[2] Reform Act §§ 82014, 82030.

[3] Connally v. Gen. Constr. Co., 269 U.S. 385, 391 (1926).

[4] 2 US Code 431(e) had defined contribution in part as “anything of value made for the purpose of influencing the nomination for election, or election, of any person to Federal office or for the purpose of influencing the results of a primary held for the selection of delegates to a national nominating convention of a political party.”

[5] Buckley v. Valeo, 424 U.S. 1, 77 (1976).

[6] Buckley, 424 U.S. at 80.

[7] See Reform Project §§ 82012, 82030, 82040. The definition of Independent Expenditure Committee incorporates by reference the definitions of Expenditure and Independent Expenditure.

[8] Buckley, 424 U.S. at 44, n.52.

[9] Reform Act §§ 82012, 82040.

[10] Mark Schmitt, “Political Opportunity: A New Framework for Democratic Reform,” Brennan Center for Justice and New America Foundation.
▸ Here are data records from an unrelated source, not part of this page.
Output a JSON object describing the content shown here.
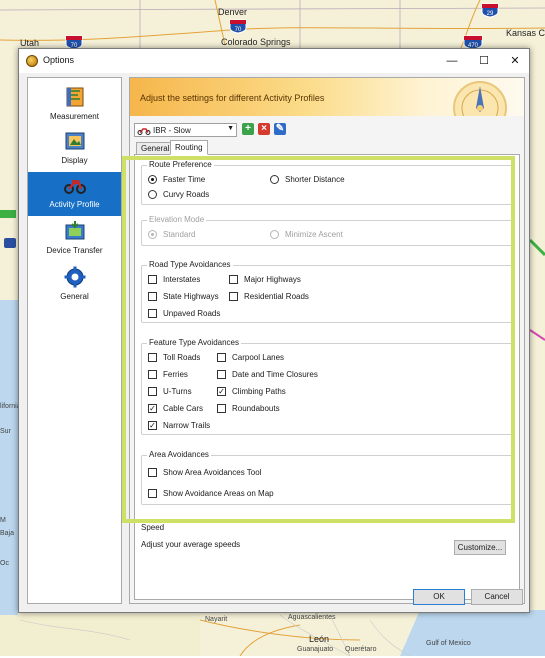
{
  "map": {
    "labels": [
      "Utah",
      "Denver",
      "Colorado Springs",
      "Kansas C",
      "León",
      "Aguascalientes",
      "Nayarit",
      "Gulf of Mexico",
      "Guanajuato",
      "Querétaro",
      "Sur",
      "Baja",
      "Oc",
      "lifornia",
      "M"
    ],
    "highway_shields": [
      "70",
      "70",
      "29",
      "470",
      "25"
    ]
  },
  "window": {
    "title": "Options",
    "controls": [
      "—",
      "☐",
      "✕"
    ]
  },
  "nav": {
    "items": [
      {
        "label": "Measurement",
        "icon": "measurement-icon",
        "active": false
      },
      {
        "label": "Display",
        "icon": "display-icon",
        "active": false
      },
      {
        "label": "Activity Profile",
        "icon": "motorcycle-icon",
        "active": true
      },
      {
        "label": "Device Transfer",
        "icon": "device-transfer-icon",
        "active": false
      },
      {
        "label": "General",
        "icon": "gear-icon",
        "active": false
      }
    ]
  },
  "banner": {
    "text": "Adjust the settings for different Activity Profiles"
  },
  "profile": {
    "selected": "IBR - Slow"
  },
  "tabs": [
    {
      "label": "General",
      "active": false
    },
    {
      "label": "Routing",
      "active": true
    }
  ],
  "route_preference": {
    "title": "Route Preference",
    "options": [
      {
        "label": "Faster Time",
        "checked": true
      },
      {
        "label": "Shorter Distance",
        "checked": false
      },
      {
        "label": "Curvy Roads",
        "checked": false
      }
    ]
  },
  "elevation_mode": {
    "title": "Elevation Mode",
    "disabled": true,
    "options": [
      {
        "label": "Standard",
        "checked": true
      },
      {
        "label": "Minimize Ascent",
        "checked": false
      }
    ]
  },
  "road_type_avoidances": {
    "title": "Road Type Avoidances",
    "options": [
      {
        "label": "Interstates",
        "checked": false
      },
      {
        "label": "Major Highways",
        "checked": false
      },
      {
        "label": "State Highways",
        "checked": false
      },
      {
        "label": "Residential Roads",
        "checked": false
      },
      {
        "label": "Unpaved Roads",
        "checked": false
      }
    ]
  },
  "feature_type_avoidances": {
    "title": "Feature Type Avoidances",
    "options": [
      {
        "label": "Toll Roads",
        "checked": false
      },
      {
        "label": "Carpool Lanes",
        "checked": false
      },
      {
        "label": "Ferries",
        "checked": false
      },
      {
        "label": "Date and Time Closures",
        "checked": false
      },
      {
        "label": "U-Turns",
        "checked": false
      },
      {
        "label": "Climbing Paths",
        "checked": true
      },
      {
        "label": "Cable Cars",
        "checked": true
      },
      {
        "label": "Roundabouts",
        "checked": false
      },
      {
        "label": "Narrow Trails",
        "checked": true
      }
    ]
  },
  "area_avoidances": {
    "title": "Area Avoidances",
    "options": [
      {
        "label": "Show Area Avoidances Tool",
        "checked": false
      },
      {
        "label": "Show Avoidance Areas on Map",
        "checked": false
      }
    ]
  },
  "speed": {
    "title": "Speed",
    "description": "Adjust your average speeds",
    "button": "Customize..."
  },
  "footer": {
    "ok": "OK",
    "cancel": "Cancel"
  },
  "colors": {
    "accent": "#1870c6",
    "highlight": "#cfe067",
    "banner_start": "#f6b64b"
  }
}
Retrieved on October 31, 2016. Available at:  https://www.brennancenter.org/sites/default/files/publications/A_New_Framework_for_Democratic_Reform.pdf (February 5, 2015), p. 14.

[11] For the purposes of approximation, this analysis used an internet inflation calculator. See, e.g., http://www.calculator.net/inflation-calculator.html.

[12] Randall v. Sorrell, 548 U.S. 230, 261 (2006).

[13] Coal. for Secular Gov’t v. Williams, 815 F.3d 1267, 1278 (10th Cir. 2016).